Information shown
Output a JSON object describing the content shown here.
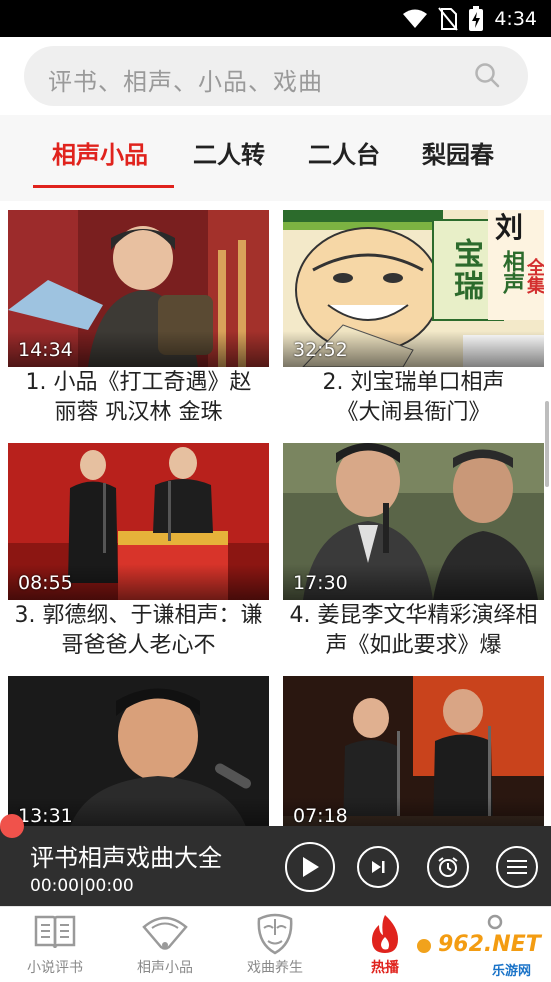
{
  "status_bar": {
    "time": "4:34"
  },
  "search": {
    "placeholder": "评书、相声、小品、戏曲"
  },
  "tabs": [
    {
      "label": "相声小品",
      "active": true
    },
    {
      "label": "二人转",
      "active": false
    },
    {
      "label": "二人台",
      "active": false
    },
    {
      "label": "梨园春",
      "active": false
    }
  ],
  "videos": [
    {
      "duration": "14:34",
      "caption": "1. 小品《打工奇遇》赵丽蓉 巩汉林 金珠"
    },
    {
      "duration": "32:52",
      "caption": "2. 刘宝瑞单口相声《大闹县衙门》"
    },
    {
      "duration": "08:55",
      "caption": "3. 郭德纲、于谦相声：谦哥爸爸人老心不"
    },
    {
      "duration": "17:30",
      "caption": "4. 姜昆李文华精彩演绎相声《如此要求》爆"
    },
    {
      "duration": "13:31",
      "caption": ""
    },
    {
      "duration": "07:18",
      "caption": ""
    }
  ],
  "thumbnail_text": {
    "poster_name": "宝瑞",
    "poster_sub": "相声",
    "poster_tag": "全集",
    "poster_top": "刘"
  },
  "player": {
    "title": "评书相声戏曲大全",
    "time": "00:00|00:00"
  },
  "bottom_nav": [
    {
      "label": "小说评书",
      "icon": "book-icon",
      "active": false
    },
    {
      "label": "相声小品",
      "icon": "fan-icon",
      "active": false
    },
    {
      "label": "戏曲养生",
      "icon": "opera-mask-icon",
      "active": false
    },
    {
      "label": "热播",
      "icon": "flame-icon",
      "active": true
    },
    {
      "label": "",
      "icon": "user-icon",
      "active": false
    }
  ],
  "watermark": {
    "text": "962.NET",
    "sub": "乐游网"
  },
  "colors": {
    "accent": "#e0231d",
    "player_bg": "#2f2f2f",
    "tabs_bg": "#f7f7f7"
  }
}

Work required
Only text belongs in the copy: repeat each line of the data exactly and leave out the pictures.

Answer area
Output a JSON object describing the content shown here.
{
  "status_bar": {
    "time": "4:34"
  },
  "search": {
    "placeholder": "评书、相声、小品、戏曲"
  },
  "tabs": [
    {
      "label": "相声小品",
      "active": true
    },
    {
      "label": "二人转",
      "active": false
    },
    {
      "label": "二人台",
      "active": false
    },
    {
      "label": "梨园春",
      "active": false
    }
  ],
  "videos": [
    {
      "duration": "14:34",
      "caption": "1. 小品《打工奇遇》赵丽蓉 巩汉林 金珠"
    },
    {
      "duration": "32:52",
      "caption": "2. 刘宝瑞单口相声《大闹县衙门》"
    },
    {
      "duration": "08:55",
      "caption": "3. 郭德纲、于谦相声：谦哥爸爸人老心不"
    },
    {
      "duration": "17:30",
      "caption": "4. 姜昆李文华精彩演绎相声《如此要求》爆"
    },
    {
      "duration": "13:31",
      "caption": ""
    },
    {
      "duration": "07:18",
      "caption": ""
    }
  ],
  "thumbnail_text": {
    "poster_name": "宝瑞",
    "poster_sub": "相声",
    "poster_tag": "全集",
    "poster_top": "刘"
  },
  "player": {
    "title": "评书相声戏曲大全",
    "time": "00:00|00:00"
  },
  "bottom_nav": [
    {
      "label": "小说评书",
      "icon": "book-icon",
      "active": false
    },
    {
      "label": "相声小品",
      "icon": "fan-icon",
      "active": false
    },
    {
      "label": "戏曲养生",
      "icon": "opera-mask-icon",
      "active": false
    },
    {
      "label": "热播",
      "icon": "flame-icon",
      "active": true
    },
    {
      "label": "",
      "icon": "user-icon",
      "active": false
    }
  ],
  "watermark": {
    "text": "962.NET",
    "sub": "乐游网"
  },
  "colors": {
    "accent": "#e0231d",
    "player_bg": "#2f2f2f",
    "tabs_bg": "#f7f7f7"
  }
}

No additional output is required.